(Source data Opens)

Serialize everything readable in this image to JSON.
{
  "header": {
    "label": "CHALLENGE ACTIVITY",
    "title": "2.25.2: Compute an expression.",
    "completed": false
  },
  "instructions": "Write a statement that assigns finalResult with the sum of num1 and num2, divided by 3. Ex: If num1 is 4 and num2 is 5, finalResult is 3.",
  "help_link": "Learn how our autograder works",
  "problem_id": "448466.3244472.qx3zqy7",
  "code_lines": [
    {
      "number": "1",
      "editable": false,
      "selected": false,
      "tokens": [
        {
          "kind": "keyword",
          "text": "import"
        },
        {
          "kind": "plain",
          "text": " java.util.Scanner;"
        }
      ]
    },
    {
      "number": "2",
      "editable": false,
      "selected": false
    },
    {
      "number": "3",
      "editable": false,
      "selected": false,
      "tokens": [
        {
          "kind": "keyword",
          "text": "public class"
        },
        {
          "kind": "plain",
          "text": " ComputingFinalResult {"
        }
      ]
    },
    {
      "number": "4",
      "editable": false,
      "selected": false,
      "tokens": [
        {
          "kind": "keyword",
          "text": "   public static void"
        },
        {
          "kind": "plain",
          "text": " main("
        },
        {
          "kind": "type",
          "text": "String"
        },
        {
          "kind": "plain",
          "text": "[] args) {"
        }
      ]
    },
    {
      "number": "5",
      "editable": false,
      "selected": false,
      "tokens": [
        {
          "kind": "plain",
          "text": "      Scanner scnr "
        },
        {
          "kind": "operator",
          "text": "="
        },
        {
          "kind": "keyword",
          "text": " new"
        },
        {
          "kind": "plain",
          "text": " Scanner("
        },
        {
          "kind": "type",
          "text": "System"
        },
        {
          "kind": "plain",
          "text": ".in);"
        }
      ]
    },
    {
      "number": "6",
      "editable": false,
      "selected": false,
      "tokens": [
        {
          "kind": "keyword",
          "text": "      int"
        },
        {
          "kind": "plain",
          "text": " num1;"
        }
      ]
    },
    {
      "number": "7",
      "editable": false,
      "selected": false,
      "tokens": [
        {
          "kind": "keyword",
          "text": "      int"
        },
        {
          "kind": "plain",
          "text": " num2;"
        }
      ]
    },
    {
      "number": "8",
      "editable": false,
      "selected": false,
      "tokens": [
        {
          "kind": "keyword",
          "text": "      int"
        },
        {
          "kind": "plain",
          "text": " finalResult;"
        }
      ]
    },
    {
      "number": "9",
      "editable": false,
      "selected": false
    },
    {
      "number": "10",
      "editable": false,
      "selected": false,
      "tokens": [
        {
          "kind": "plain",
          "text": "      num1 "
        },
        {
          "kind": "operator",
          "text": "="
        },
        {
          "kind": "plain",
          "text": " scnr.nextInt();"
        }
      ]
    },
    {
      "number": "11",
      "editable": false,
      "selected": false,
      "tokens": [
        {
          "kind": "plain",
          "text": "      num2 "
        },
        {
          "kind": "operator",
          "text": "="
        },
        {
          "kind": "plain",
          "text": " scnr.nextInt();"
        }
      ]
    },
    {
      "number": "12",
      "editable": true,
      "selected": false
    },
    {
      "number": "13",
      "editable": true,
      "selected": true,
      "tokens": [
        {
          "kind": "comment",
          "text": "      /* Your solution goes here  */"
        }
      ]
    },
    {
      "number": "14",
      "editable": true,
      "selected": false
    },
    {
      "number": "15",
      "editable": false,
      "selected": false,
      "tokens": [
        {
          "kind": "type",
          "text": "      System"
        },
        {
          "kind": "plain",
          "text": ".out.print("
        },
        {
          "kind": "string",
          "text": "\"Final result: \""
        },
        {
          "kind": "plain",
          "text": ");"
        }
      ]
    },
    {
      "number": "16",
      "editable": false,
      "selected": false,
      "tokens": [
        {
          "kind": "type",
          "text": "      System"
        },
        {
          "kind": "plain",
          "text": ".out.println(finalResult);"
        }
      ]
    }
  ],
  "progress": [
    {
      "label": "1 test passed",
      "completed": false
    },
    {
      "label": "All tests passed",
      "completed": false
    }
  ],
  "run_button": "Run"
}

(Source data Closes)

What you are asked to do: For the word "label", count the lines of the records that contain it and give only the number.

Output for this task: 3